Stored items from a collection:
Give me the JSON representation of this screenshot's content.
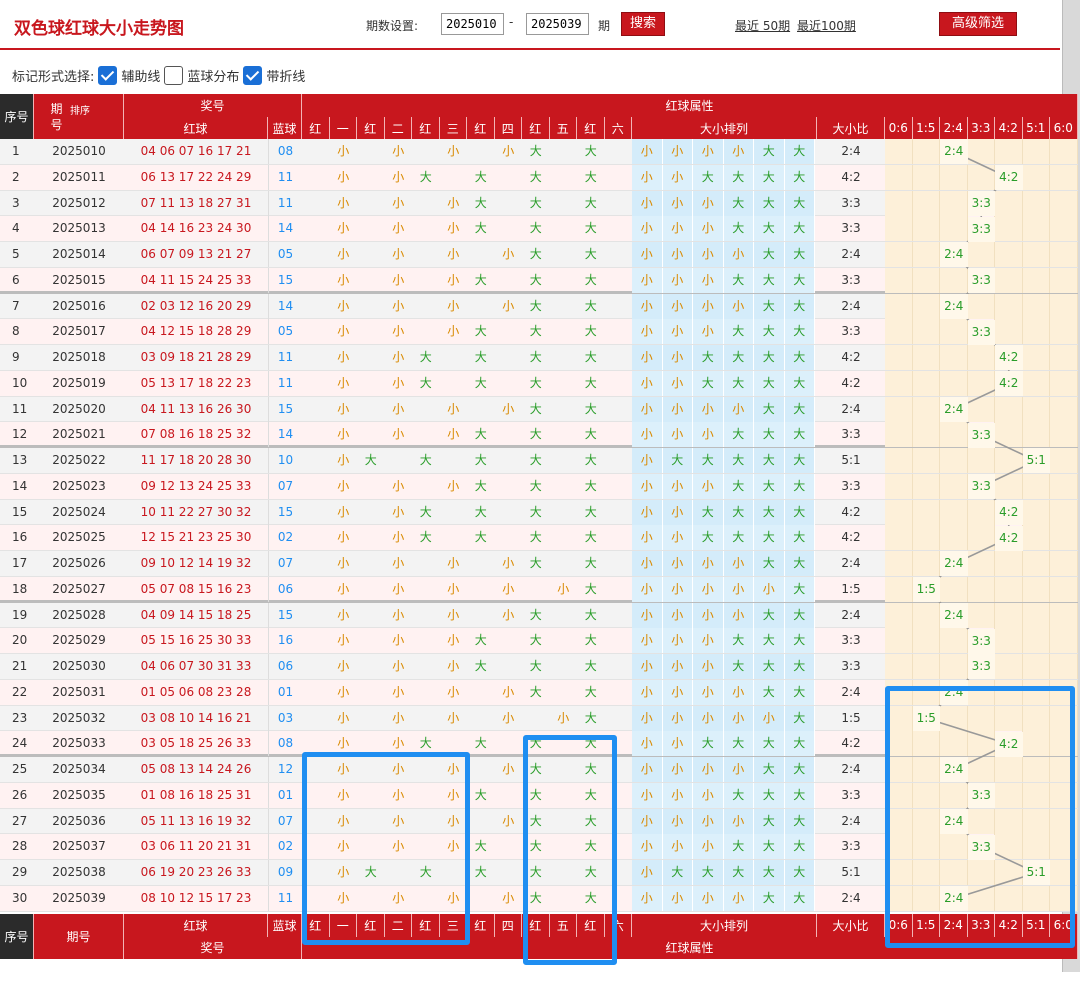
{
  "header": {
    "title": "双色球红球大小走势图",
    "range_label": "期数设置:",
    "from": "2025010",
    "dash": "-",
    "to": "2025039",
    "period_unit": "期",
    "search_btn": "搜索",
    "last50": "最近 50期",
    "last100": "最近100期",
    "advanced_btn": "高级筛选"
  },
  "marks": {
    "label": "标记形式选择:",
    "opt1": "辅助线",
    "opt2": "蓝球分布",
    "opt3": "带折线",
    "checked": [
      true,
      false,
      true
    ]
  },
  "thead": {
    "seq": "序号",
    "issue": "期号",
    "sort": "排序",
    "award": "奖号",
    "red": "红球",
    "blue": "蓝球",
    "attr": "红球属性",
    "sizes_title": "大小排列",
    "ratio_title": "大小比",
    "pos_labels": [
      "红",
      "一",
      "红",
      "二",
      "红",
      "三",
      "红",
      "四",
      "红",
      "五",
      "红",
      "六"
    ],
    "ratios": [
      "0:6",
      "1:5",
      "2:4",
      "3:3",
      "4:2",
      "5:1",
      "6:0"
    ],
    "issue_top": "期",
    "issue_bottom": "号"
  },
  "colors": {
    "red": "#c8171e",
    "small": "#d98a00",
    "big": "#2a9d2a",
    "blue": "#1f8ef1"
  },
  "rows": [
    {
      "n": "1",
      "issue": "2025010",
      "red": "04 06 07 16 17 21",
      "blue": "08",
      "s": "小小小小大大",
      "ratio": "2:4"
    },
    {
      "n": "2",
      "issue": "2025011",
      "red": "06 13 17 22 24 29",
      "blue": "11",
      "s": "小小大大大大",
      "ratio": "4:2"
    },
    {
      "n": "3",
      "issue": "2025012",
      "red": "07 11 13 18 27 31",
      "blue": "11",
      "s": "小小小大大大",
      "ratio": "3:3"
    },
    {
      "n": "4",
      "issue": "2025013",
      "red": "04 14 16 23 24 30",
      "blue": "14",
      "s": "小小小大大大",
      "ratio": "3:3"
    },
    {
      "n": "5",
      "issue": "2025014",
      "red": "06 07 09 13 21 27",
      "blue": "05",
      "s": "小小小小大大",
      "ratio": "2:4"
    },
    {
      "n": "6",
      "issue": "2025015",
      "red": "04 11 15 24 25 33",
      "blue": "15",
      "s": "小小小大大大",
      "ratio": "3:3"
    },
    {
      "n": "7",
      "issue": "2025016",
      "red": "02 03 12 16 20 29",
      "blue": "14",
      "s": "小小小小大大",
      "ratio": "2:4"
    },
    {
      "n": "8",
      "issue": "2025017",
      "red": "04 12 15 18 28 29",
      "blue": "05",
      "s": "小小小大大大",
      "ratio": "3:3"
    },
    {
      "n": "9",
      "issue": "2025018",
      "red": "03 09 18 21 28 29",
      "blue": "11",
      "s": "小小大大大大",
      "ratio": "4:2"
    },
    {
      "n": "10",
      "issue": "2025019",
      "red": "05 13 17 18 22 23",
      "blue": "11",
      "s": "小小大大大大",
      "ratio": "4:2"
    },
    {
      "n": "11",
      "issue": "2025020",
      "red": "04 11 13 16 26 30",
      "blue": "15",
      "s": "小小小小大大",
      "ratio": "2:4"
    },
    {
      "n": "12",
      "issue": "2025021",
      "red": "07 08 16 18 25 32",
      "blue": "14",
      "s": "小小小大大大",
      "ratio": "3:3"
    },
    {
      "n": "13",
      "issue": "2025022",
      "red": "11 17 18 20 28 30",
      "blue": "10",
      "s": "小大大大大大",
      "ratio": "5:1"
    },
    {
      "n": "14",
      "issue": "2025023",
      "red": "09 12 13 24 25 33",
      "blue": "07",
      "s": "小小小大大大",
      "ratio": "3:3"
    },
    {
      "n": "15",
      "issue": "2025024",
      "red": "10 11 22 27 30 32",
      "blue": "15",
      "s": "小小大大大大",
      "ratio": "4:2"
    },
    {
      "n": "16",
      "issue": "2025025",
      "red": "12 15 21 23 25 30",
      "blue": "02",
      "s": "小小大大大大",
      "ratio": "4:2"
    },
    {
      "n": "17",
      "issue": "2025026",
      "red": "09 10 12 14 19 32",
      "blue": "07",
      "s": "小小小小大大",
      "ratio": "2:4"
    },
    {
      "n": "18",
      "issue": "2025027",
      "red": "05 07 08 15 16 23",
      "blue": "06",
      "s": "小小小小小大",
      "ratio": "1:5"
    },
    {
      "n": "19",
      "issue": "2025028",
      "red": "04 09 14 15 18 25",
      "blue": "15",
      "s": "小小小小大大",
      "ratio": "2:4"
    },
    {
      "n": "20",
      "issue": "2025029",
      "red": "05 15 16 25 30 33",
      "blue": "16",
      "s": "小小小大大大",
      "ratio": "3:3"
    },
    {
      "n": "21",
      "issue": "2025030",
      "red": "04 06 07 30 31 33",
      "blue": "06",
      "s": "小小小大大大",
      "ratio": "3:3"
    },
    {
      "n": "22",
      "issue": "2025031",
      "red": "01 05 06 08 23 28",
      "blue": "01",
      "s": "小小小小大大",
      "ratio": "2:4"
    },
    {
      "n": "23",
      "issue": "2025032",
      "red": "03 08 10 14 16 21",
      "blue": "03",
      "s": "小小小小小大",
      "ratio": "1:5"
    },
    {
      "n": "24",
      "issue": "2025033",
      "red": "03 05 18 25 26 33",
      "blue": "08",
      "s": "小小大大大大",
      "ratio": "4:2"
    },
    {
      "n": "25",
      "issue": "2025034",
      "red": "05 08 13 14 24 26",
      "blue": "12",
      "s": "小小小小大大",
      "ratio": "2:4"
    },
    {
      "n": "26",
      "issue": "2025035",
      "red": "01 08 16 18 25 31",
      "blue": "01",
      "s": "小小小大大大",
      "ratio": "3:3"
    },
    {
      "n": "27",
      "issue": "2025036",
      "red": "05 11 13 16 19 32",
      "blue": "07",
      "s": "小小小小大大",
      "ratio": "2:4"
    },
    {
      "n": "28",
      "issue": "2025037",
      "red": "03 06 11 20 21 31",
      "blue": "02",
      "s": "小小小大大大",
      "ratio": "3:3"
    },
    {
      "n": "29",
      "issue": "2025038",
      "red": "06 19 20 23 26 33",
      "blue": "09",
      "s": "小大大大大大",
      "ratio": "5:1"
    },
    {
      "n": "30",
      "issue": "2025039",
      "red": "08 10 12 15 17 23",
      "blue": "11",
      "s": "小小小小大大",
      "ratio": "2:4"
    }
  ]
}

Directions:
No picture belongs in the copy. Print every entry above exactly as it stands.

Solution to this problem:
Give me the JSON representation of this screenshot's content.
{
  "header": {
    "title": "双色球红球大小走势图",
    "range_label": "期数设置:",
    "from": "2025010",
    "dash": "-",
    "to": "2025039",
    "period_unit": "期",
    "search_btn": "搜索",
    "last50": "最近 50期",
    "last100": "最近100期",
    "advanced_btn": "高级筛选"
  },
  "marks": {
    "label": "标记形式选择:",
    "opt1": "辅助线",
    "opt2": "蓝球分布",
    "opt3": "带折线",
    "checked": [
      true,
      false,
      true
    ]
  },
  "thead": {
    "seq": "序号",
    "issue": "期号",
    "sort": "排序",
    "award": "奖号",
    "red": "红球",
    "blue": "蓝球",
    "attr": "红球属性",
    "sizes_title": "大小排列",
    "ratio_title": "大小比",
    "pos_labels": [
      "红",
      "一",
      "红",
      "二",
      "红",
      "三",
      "红",
      "四",
      "红",
      "五",
      "红",
      "六"
    ],
    "ratios": [
      "0:6",
      "1:5",
      "2:4",
      "3:3",
      "4:2",
      "5:1",
      "6:0"
    ],
    "issue_top": "期",
    "issue_bottom": "号"
  },
  "colors": {
    "red": "#c8171e",
    "small": "#d98a00",
    "big": "#2a9d2a",
    "blue": "#1f8ef1"
  },
  "rows": [
    {
      "n": "1",
      "issue": "2025010",
      "red": "04 06 07 16 17 21",
      "blue": "08",
      "s": "小小小小大大",
      "ratio": "2:4"
    },
    {
      "n": "2",
      "issue": "2025011",
      "red": "06 13 17 22 24 29",
      "blue": "11",
      "s": "小小大大大大",
      "ratio": "4:2"
    },
    {
      "n": "3",
      "issue": "2025012",
      "red": "07 11 13 18 27 31",
      "blue": "11",
      "s": "小小小大大大",
      "ratio": "3:3"
    },
    {
      "n": "4",
      "issue": "2025013",
      "red": "04 14 16 23 24 30",
      "blue": "14",
      "s": "小小小大大大",
      "ratio": "3:3"
    },
    {
      "n": "5",
      "issue": "2025014",
      "red": "06 07 09 13 21 27",
      "blue": "05",
      "s": "小小小小大大",
      "ratio": "2:4"
    },
    {
      "n": "6",
      "issue": "2025015",
      "red": "04 11 15 24 25 33",
      "blue": "15",
      "s": "小小小大大大",
      "ratio": "3:3"
    },
    {
      "n": "7",
      "issue": "2025016",
      "red": "02 03 12 16 20 29",
      "blue": "14",
      "s": "小小小小大大",
      "ratio": "2:4"
    },
    {
      "n": "8",
      "issue": "2025017",
      "red": "04 12 15 18 28 29",
      "blue": "05",
      "s": "小小小大大大",
      "ratio": "3:3"
    },
    {
      "n": "9",
      "issue": "2025018",
      "red": "03 09 18 21 28 29",
      "blue": "11",
      "s": "小小大大大大",
      "ratio": "4:2"
    },
    {
      "n": "10",
      "issue": "2025019",
      "red": "05 13 17 18 22 23",
      "blue": "11",
      "s": "小小大大大大",
      "ratio": "4:2"
    },
    {
      "n": "11",
      "issue": "2025020",
      "red": "04 11 13 16 26 30",
      "blue": "15",
      "s": "小小小小大大",
      "ratio": "2:4"
    },
    {
      "n": "12",
      "issue": "2025021",
      "red": "07 08 16 18 25 32",
      "blue": "14",
      "s": "小小小大大大",
      "ratio": "3:3"
    },
    {
      "n": "13",
      "issue": "2025022",
      "red": "11 17 18 20 28 30",
      "blue": "10",
      "s": "小大大大大大",
      "ratio": "5:1"
    },
    {
      "n": "14",
      "issue": "2025023",
      "red": "09 12 13 24 25 33",
      "blue": "07",
      "s": "小小小大大大",
      "ratio": "3:3"
    },
    {
      "n": "15",
      "issue": "2025024",
      "red": "10 11 22 27 30 32",
      "blue": "15",
      "s": "小小大大大大",
      "ratio": "4:2"
    },
    {
      "n": "16",
      "issue": "2025025",
      "red": "12 15 21 23 25 30",
      "blue": "02",
      "s": "小小大大大大",
      "ratio": "4:2"
    },
    {
      "n": "17",
      "issue": "2025026",
      "red": "09 10 12 14 19 32",
      "blue": "07",
      "s": "小小小小大大",
      "ratio": "2:4"
    },
    {
      "n": "18",
      "issue": "2025027",
      "red": "05 07 08 15 16 23",
      "blue": "06",
      "s": "小小小小小大",
      "ratio": "1:5"
    },
    {
      "n": "19",
      "issue": "2025028",
      "red": "04 09 14 15 18 25",
      "blue": "15",
      "s": "小小小小大大",
      "ratio": "2:4"
    },
    {
      "n": "20",
      "issue": "2025029",
      "red": "05 15 16 25 30 33",
      "blue": "16",
      "s": "小小小大大大",
      "ratio": "3:3"
    },
    {
      "n": "21",
      "issue": "2025030",
      "red": "04 06 07 30 31 33",
      "blue": "06",
      "s": "小小小大大大",
      "ratio": "3:3"
    },
    {
      "n": "22",
      "issue": "2025031",
      "red": "01 05 06 08 23 28",
      "blue": "01",
      "s": "小小小小大大",
      "ratio": "2:4"
    },
    {
      "n": "23",
      "issue": "2025032",
      "red": "03 08 10 14 16 21",
      "blue": "03",
      "s": "小小小小小大",
      "ratio": "1:5"
    },
    {
      "n": "24",
      "issue": "2025033",
      "red": "03 05 18 25 26 33",
      "blue": "08",
      "s": "小小大大大大",
      "ratio": "4:2"
    },
    {
      "n": "25",
      "issue": "2025034",
      "red": "05 08 13 14 24 26",
      "blue": "12",
      "s": "小小小小大大",
      "ratio": "2:4"
    },
    {
      "n": "26",
      "issue": "2025035",
      "red": "01 08 16 18 25 31",
      "blue": "01",
      "s": "小小小大大大",
      "ratio": "3:3"
    },
    {
      "n": "27",
      "issue": "2025036",
      "red": "05 11 13 16 19 32",
      "blue": "07",
      "s": "小小小小大大",
      "ratio": "2:4"
    },
    {
      "n": "28",
      "issue": "2025037",
      "red": "03 06 11 20 21 31",
      "blue": "02",
      "s": "小小小大大大",
      "ratio": "3:3"
    },
    {
      "n": "29",
      "issue": "2025038",
      "red": "06 19 20 23 26 33",
      "blue": "09",
      "s": "小大大大大大",
      "ratio": "5:1"
    },
    {
      "n": "30",
      "issue": "2025039",
      "red": "08 10 12 15 17 23",
      "blue": "11",
      "s": "小小小小大大",
      "ratio": "2:4"
    }
  ]
}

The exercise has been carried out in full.